> **EXERCISE REQUIREMENTS**
In your answer, give each entry again exactly as it appears.

> **SUPPLIED INFORMATION**
·····

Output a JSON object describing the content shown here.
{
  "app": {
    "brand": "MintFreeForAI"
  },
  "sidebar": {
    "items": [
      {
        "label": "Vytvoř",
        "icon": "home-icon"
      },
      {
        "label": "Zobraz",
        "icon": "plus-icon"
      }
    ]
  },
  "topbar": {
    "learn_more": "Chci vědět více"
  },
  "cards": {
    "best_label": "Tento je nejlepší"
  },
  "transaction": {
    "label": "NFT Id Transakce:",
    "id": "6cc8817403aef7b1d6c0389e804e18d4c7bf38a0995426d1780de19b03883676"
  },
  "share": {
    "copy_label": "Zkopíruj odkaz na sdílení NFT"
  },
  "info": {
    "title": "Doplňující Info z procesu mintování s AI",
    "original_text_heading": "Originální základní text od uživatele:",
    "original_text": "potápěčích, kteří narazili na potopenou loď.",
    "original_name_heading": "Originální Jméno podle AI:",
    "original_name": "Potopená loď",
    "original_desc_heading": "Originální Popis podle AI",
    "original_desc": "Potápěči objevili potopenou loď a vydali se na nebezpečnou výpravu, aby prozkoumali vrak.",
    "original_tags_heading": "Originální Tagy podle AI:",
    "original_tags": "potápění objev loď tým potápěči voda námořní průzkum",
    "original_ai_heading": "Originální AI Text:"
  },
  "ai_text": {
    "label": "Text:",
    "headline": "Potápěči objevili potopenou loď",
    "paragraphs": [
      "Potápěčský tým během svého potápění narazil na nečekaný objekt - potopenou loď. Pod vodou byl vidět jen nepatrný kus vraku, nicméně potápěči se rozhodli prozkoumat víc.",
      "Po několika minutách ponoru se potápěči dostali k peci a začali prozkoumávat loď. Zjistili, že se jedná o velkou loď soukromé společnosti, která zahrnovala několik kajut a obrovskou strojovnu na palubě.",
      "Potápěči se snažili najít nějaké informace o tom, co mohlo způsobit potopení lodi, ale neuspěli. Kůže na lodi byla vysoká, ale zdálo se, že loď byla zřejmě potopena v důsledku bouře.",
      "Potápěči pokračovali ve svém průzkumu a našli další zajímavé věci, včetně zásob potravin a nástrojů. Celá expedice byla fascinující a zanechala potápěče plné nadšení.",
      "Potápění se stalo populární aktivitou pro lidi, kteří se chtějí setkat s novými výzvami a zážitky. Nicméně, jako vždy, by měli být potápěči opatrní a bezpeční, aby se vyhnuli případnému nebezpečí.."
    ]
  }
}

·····

> **TASK RESPONSE**
Output a JSON object describing the content shown here.
{
  "app": {
    "brand": "MintFreeForAI"
  },
  "sidebar": {
    "items": [
      {
        "label": "Vytvoř",
        "icon": "home-icon"
      },
      {
        "label": "Zobraz",
        "icon": "plus-icon"
      }
    ]
  },
  "topbar": {
    "learn_more": "Chci vědět více"
  },
  "cards": {
    "best_label": "Tento je nejlepší"
  },
  "transaction": {
    "label": "NFT Id Transakce:",
    "id": "6cc8817403aef7b1d6c0389e804e18d4c7bf38a0995426d1780de19b03883676"
  },
  "share": {
    "copy_label": "Zkopíruj odkaz na sdílení NFT"
  },
  "info": {
    "title": "Doplňující Info z procesu mintování s AI",
    "original_text_heading": "Originální základní text od uživatele:",
    "original_text": "potápěčích, kteří narazili na potopenou loď.",
    "original_name_heading": "Originální Jméno podle AI:",
    "original_name": "Potopená loď",
    "original_desc_heading": "Originální Popis podle AI",
    "original_desc": "Potápěči objevili potopenou loď a vydali se na nebezpečnou výpravu, aby prozkoumali vrak.",
    "original_tags_heading": "Originální Tagy podle AI:",
    "original_tags": "potápění objev loď tým potápěči voda námořní průzkum",
    "original_ai_heading": "Originální AI Text:"
  },
  "ai_text": {
    "label": "Text:",
    "headline": "Potápěči objevili potopenou loď",
    "paragraphs": [
      "Potápěčský tým během svého potápění narazil na nečekaný objekt - potopenou loď. Pod vodou byl vidět jen nepatrný kus vraku, nicméně potápěči se rozhodli prozkoumat víc.",
      "Po několika minutách ponoru se potápěči dostali k peci a začali prozkoumávat loď. Zjistili, že se jedná o velkou loď soukromé společnosti, která zahrnovala několik kajut a obrovskou strojovnu na palubě.",
      "Potápěči se snažili najít nějaké informace o tom, co mohlo způsobit potopení lodi, ale neuspěli. Kůže na lodi byla vysoká, ale zdálo se, že loď byla zřejmě potopena v důsledku bouře.",
      "Potápěči pokračovali ve svém průzkumu a našli další zajímavé věci, včetně zásob potravin a nástrojů. Celá expedice byla fascinující a zanechala potápěče plné nadšení.",
      "Potápění se stalo populární aktivitou pro lidi, kteří se chtějí setkat s novými výzvami a zážitky. Nicméně, jako vždy, by měli být potápěči opatrní a bezpeční, aby se vyhnuli případnému nebezpečí.."
    ]
  }
}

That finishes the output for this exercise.